Secondary links

User links

What are the options?

 

Three options exist for developing a governance assessment framework:
 

1. Use a framework that already has been developed and applied in other countries

 
Very few governance assessment frameworks have been developed solely for a particular country; rather, the most well-known governance assessment frameworks are applied to a number of countries without adaptation to specific country circumstances.
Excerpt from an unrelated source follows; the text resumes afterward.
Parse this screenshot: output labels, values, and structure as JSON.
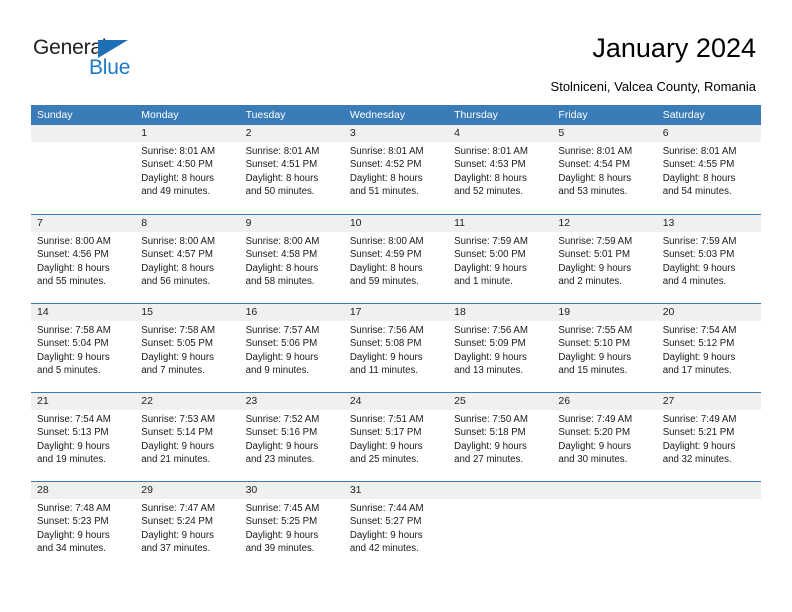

Any democratic governance index, national or cross-country comparative study may work as a template for developing a democratic governance assessment framework. Frameworks also are available that have been specifically developed for self-assessments.
 
This option has several advantages:
  • The framework has already been piloted and tested, and the experiences of other countries that have used it will help in applying it in the present country. 
  • Existing frameworks, such as International IDEA’s Citizen Assessment of Democracy (hyperlink), will lay out the connections between the conceptual, empirical and operational issues so that much of the work in establishing coherence between these three factors is already done.
  • In some cases, existing frameworks also may offer measurement tools such as questionnaires and guidance for selecting indicators.
  • Using studies that have already been undertaken within the country will secure time-series data and allow for identification of progress or regressions within areas of governance.
  • Using frameworks that have been used in other countries may allow for cross-country comparison and may be useful if there are specific countries with which you wish to compare progress.
 
However, there are some disadvantages, the most serious being that the framework may not be based on concepts and attributes of governance shared by national stakeholders; does not reflect the most pressing governance challenges and governance deficits in a particular country; and may not be viewed as legitimate by the wider public. Some of these shortcomings may be addressed through adaptations of the framework.
 

2. Adapt an existing governance assessment framework to reflect specific governance issues within a country

 
This approach was adopted by the Government of Mongolia, where it applied International IDEA’s Citizen Assessment of Democracy (hyperlink) but broadened the framework to include other existing governance frameworks and added new governance attributes determined and agreed by Mongolian civil society and government (http://www.undp.org/oslocentre/docs07/DGI-Mongolia.pdf). The adaptation was largely achieved by dividing indicators into core and satellite indicators.
 

3. Develop a new governance assessment framework tailor-made for a country

 
This has the potential advantage of being based on a nationally agreed conceptualization of what governance means for key national stakeholders in a country, provided it is based on broad stakeholder consultations and/or pre-surveys. This also ensures that the framework is based on national characteristics of democratic governance, that it is contextually specific and grounded, and that it promotes local ownership among key stakeholders. However, the disadvantage with a tailor-made framework is that cross-country comparison or discernment of trends may be difficult. This can be modified by including some key comparative indicators. Developing a new framework also may be more resource-intensive in order to arrive at an operational framework that can be effectively applied, especially in terms of reaching agreement on the key dimensions of governance and its attributes by national stakeholder groups.